■ Exercise brief: Repeat every record exactly, omitting the pictures.

■ Supplied material:

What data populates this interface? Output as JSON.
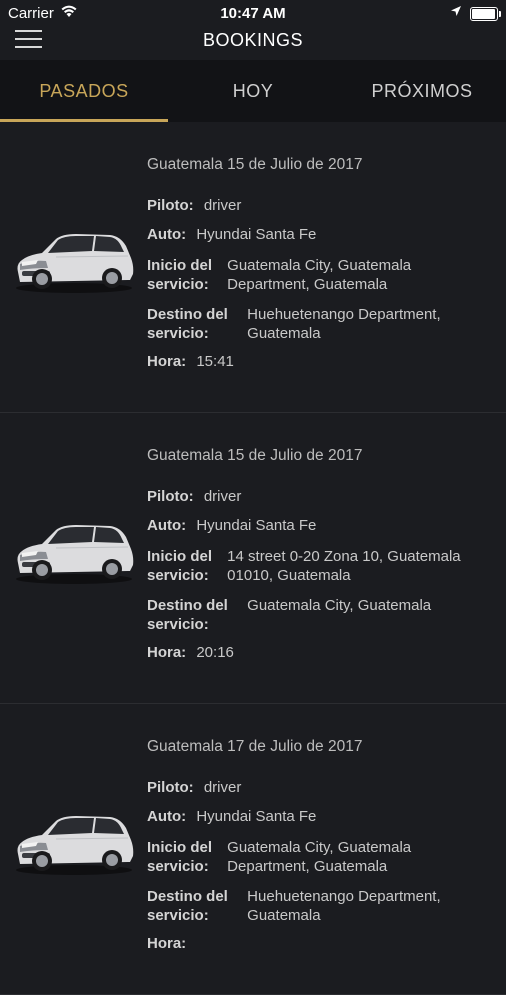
{
  "status_bar": {
    "carrier": "Carrier",
    "time": "10:47 AM",
    "battery_level": 0.95
  },
  "nav": {
    "title": "BOOKINGS"
  },
  "tabs": [
    {
      "label": "PASADOS",
      "active": true
    },
    {
      "label": "HOY",
      "active": false
    },
    {
      "label": "PRÓXIMOS",
      "active": false
    }
  ],
  "labels": {
    "pilot": "Piloto:",
    "car": "Auto:",
    "start_1": "Inicio del",
    "start_2": "servicio:",
    "dest_1": "Destino del",
    "dest_2": "servicio:",
    "time": "Hora:"
  },
  "bookings": [
    {
      "date": "Guatemala 15 de Julio de 2017",
      "pilot": "driver",
      "car": "Hyundai Santa Fe",
      "start_line1": "Guatemala City, Guatemala",
      "start_line2": "Department, Guatemala",
      "dest_line1": "Huehuetenango Department,",
      "dest_line2": "Guatemala",
      "time": "15:41"
    },
    {
      "date": "Guatemala 15 de Julio de 2017",
      "pilot": "driver",
      "car": "Hyundai Santa Fe",
      "start_line1": "14 street 0-20 Zona 10, Guatemala",
      "start_line2": "01010, Guatemala",
      "dest_line1": "Guatemala City, Guatemala",
      "dest_line2": "",
      "time": "20:16"
    },
    {
      "date": "Guatemala 17 de Julio de 2017",
      "pilot": "driver",
      "car": "Hyundai Santa Fe",
      "start_line1": "Guatemala City, Guatemala",
      "start_line2": "Department, Guatemala",
      "dest_line1": "Huehuetenango Department,",
      "dest_line2": "Guatemala",
      "time": ""
    }
  ],
  "colors": {
    "accent": "#c8a659",
    "background": "#1b1c20",
    "tabbar": "#121316"
  },
  "icons": [
    "wifi-icon",
    "location-arrow-icon",
    "battery-icon",
    "hamburger-menu-icon",
    "car-image"
  ]
}
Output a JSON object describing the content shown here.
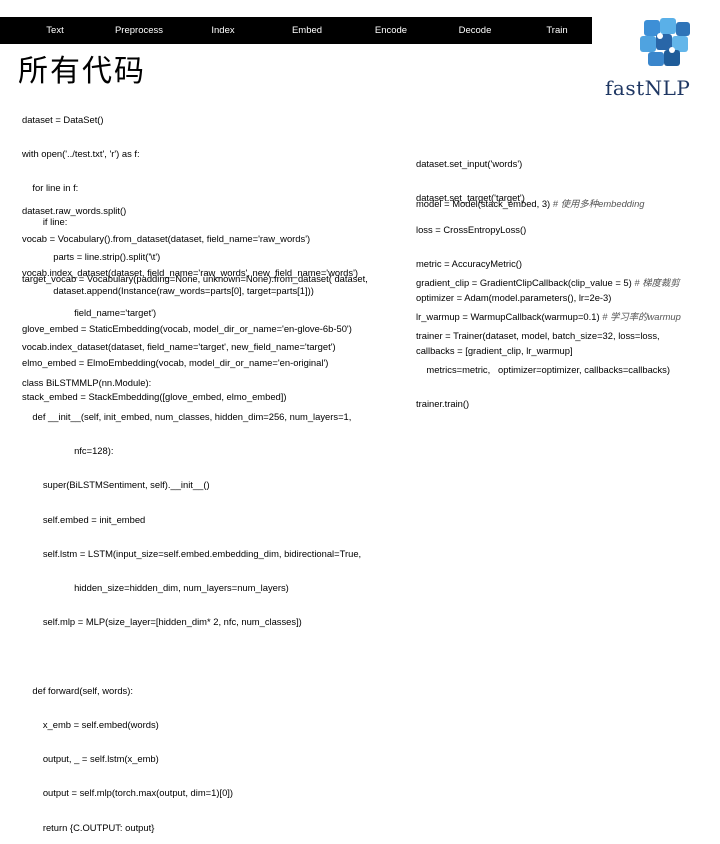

■ Result for this task:
What data populates this interface? Output as JSON.
{
  "status_bar": {
    "carrier": "Carrier",
    "time": "10:47 AM",
    "battery_level": 0.95
  },
  "nav": {
    "title": "BOOKINGS"
  },
  "tabs": [
    {
      "label": "PASADOS",
      "active": true
    },
    {
      "label": "HOY",
      "active": false
    },
    {
      "label": "PRÓXIMOS",
      "active": false
    }
  ],
  "labels": {
    "pilot": "Piloto:",
    "car": "Auto:",
    "start_1": "Inicio del",
    "start_2": "servicio:",
    "dest_1": "Destino del",
    "dest_2": "servicio:",
    "time": "Hora:"
  },
  "bookings": [
    {
      "date": "Guatemala 15 de Julio de 2017",
      "pilot": "driver",
      "car": "Hyundai Santa Fe",
      "start_line1": "Guatemala City, Guatemala",
      "start_line2": "Department, Guatemala",
      "dest_line1": "Huehuetenango Department,",
      "dest_line2": "Guatemala",
      "time": "15:41"
    },
    {
      "date": "Guatemala 15 de Julio de 2017",
      "pilot": "driver",
      "car": "Hyundai Santa Fe",
      "start_line1": "14 street 0-20 Zona 10, Guatemala",
      "start_line2": "01010, Guatemala",
      "dest_line1": "Guatemala City, Guatemala",
      "dest_line2": "",
      "time": "20:16"
    },
    {
      "date": "Guatemala 17 de Julio de 2017",
      "pilot": "driver",
      "car": "Hyundai Santa Fe",
      "start_line1": "Guatemala City, Guatemala",
      "start_line2": "Department, Guatemala",
      "dest_line1": "Huehuetenango Department,",
      "dest_line2": "Guatemala",
      "time": ""
    }
  ],
  "colors": {
    "accent": "#c8a659",
    "background": "#1b1c20",
    "tabbar": "#121316"
  },
  "icons": [
    "wifi-icon",
    "location-arrow-icon",
    "battery-icon",
    "hamburger-menu-icon",
    "car-image"
  ]
}
Output a JSON object describing the content shown here.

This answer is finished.